“Starting point of any analysis of Indian urban space is characterised as criminal neglect and much of this has been evident for most of the 70 years of our existence,” said Singh during a discussion at an event based on Planning of Urban Spaces here.

The Minister advocated shaming the garbage throwers to make the cleanliness drive successful.

Talking about the flagship schemes of the Modi-led government, such as the Atal Mission for Rejuvenation and Urban Transformation, Pradhan Mantri Awas Yojana, the Minister said there was significant improvement as the government had shifted its focus to urbanisation in the backdrop of 31 per cent of the population living in urban spaces and the majority of the revenue coming from there.

“The fundamental shifting after 2014 is that the present government has embraced urbanisation in a positive way and looking at it as economic opportunities,” he said.

As of 2014, the global population was at 7.6 billion and 53.6 per cent (3.9 billion) lived in urban spaces, which is likely to go up to 63 per cent by 2050, the Minister added.

He said the country was preoccupied with rural development for a few decades post-independence since “we are an agricultural country”.

“About 66 per cent of population still lives in rural areas. But the contribution of agriculture to the GDP is reducing. It is just 12 per cent,” Singh said.

“Thus, people are moving to urban areas, which is a reality,” he said, adding that this phenomenon needed to be dealt with.

Singh said municipalities in the country needed to be empowered and made financially viable in order to get the planned urbanisation done.
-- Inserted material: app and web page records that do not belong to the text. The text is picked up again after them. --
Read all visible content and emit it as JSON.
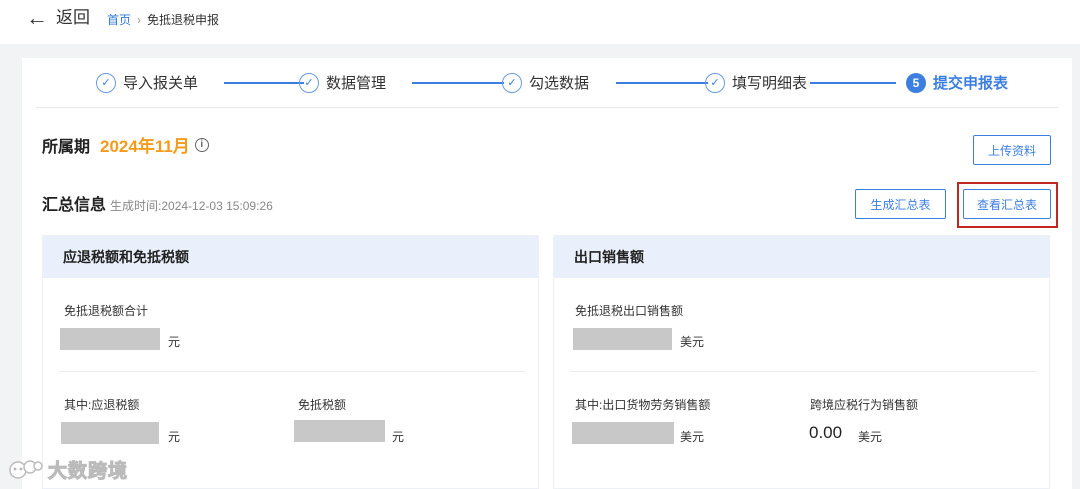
{
  "header": {
    "back_label": "返回",
    "breadcrumb": {
      "home": "首页",
      "separator": "›",
      "current": "免抵退税申报"
    }
  },
  "steps": [
    {
      "label": "导入报关单",
      "status": "done"
    },
    {
      "label": "数据管理",
      "status": "done"
    },
    {
      "label": "勾选数据",
      "status": "done"
    },
    {
      "label": "填写明细表",
      "status": "done"
    },
    {
      "label": "提交申报表",
      "status": "active",
      "number": "5"
    }
  ],
  "period": {
    "label": "所属期",
    "value": "2024年11月",
    "info_icon": "info-icon"
  },
  "buttons": {
    "upload": "上传资料",
    "generate": "生成汇总表",
    "view": "查看汇总表"
  },
  "summary": {
    "title": "汇总信息",
    "time_label": "生成时间:",
    "time": "2024-12-03 15:09:26"
  },
  "left_panel": {
    "title": "应退税额和免抵税额",
    "total_label": "免抵退税额合计",
    "total_unit": "元",
    "refund_label": "其中:应退税额",
    "refund_unit": "元",
    "exempt_label": "免抵税额",
    "exempt_unit": "元"
  },
  "right_panel": {
    "title": "出口销售额",
    "total_label": "免抵退税出口销售额",
    "total_unit": "美元",
    "goods_label": "其中:出口货物劳务销售额",
    "goods_unit": "美元",
    "cross_label": "跨境应税行为销售额",
    "cross_value": "0.00",
    "cross_unit": "美元"
  },
  "watermark": {
    "text": "大数跨境"
  },
  "colors": {
    "accent": "#3d7fe0",
    "period": "#f59b1b",
    "highlight": "#c0281f",
    "panel_head": "#e9f0fb"
  }
}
“The future lies in municipalities being empowered and floating bonds so they can raise money. Pune and Hyderabad have already shown the way,” he said, adding that the earlier governments were control freaks while the present government had a hands-off approach.

He said if civil servants were sensitive and efficient, municipal programmes including cleanliness drives could be implemented successfully.
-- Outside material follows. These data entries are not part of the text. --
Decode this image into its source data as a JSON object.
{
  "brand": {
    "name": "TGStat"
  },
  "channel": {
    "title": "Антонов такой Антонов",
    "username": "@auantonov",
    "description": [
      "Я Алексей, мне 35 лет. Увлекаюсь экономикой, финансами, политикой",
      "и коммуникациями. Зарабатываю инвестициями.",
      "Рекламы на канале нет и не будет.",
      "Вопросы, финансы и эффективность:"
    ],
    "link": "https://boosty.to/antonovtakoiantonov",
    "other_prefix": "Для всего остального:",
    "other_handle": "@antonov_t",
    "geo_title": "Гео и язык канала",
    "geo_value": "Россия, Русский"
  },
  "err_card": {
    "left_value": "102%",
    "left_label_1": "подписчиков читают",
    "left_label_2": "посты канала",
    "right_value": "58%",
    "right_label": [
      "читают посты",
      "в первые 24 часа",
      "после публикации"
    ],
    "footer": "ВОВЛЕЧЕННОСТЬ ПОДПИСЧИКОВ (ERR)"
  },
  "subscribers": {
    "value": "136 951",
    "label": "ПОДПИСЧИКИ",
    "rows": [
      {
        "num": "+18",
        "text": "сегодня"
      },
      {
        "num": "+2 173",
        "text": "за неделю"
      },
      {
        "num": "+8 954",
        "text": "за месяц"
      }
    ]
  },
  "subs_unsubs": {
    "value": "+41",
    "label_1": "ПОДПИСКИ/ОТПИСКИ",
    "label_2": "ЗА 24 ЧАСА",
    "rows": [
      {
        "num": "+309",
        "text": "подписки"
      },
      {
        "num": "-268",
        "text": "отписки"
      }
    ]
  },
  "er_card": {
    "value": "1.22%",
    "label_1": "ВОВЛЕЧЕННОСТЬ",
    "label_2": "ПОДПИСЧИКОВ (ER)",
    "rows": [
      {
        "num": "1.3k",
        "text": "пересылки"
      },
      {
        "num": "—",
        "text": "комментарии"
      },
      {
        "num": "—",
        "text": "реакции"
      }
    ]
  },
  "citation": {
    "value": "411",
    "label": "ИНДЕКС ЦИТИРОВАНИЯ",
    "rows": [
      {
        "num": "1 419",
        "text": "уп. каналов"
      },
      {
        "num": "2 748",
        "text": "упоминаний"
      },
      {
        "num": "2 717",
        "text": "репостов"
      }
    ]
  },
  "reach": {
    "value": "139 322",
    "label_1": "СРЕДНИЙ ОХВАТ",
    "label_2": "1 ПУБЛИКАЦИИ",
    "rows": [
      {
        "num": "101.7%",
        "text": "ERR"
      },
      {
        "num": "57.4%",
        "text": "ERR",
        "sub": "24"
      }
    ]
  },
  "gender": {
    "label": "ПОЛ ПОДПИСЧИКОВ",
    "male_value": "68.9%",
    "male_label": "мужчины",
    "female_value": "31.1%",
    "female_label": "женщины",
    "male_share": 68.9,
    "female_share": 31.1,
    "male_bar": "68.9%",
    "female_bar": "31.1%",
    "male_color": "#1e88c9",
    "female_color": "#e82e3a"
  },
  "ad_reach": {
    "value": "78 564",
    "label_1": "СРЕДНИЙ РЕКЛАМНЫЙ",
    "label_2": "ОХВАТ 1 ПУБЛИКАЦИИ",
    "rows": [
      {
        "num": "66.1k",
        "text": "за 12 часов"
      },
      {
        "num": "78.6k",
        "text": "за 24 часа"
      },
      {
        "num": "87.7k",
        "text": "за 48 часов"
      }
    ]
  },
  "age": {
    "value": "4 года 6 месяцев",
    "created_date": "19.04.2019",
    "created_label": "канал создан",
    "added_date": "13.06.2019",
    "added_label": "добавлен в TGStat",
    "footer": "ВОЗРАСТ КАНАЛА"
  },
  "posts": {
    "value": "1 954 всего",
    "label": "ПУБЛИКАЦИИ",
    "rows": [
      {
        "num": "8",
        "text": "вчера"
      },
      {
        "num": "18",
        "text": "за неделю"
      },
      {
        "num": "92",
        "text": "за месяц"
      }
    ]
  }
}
“Indore could do it garbage-free. Why not others?… It may not be a bad idea if we put in the annual confidential reports of civil servants if he or she is sensitive to swacchata,” he said.

“In swachhata sarvekshan (cleanliness survey), I see improvement. But every time I cite the figure, somebody gives me anecdotal evidence that there is garbage dumped behind his house. The best thing is to click a photograph. Hopefully, we can shame someone who throws the garbage,” he said.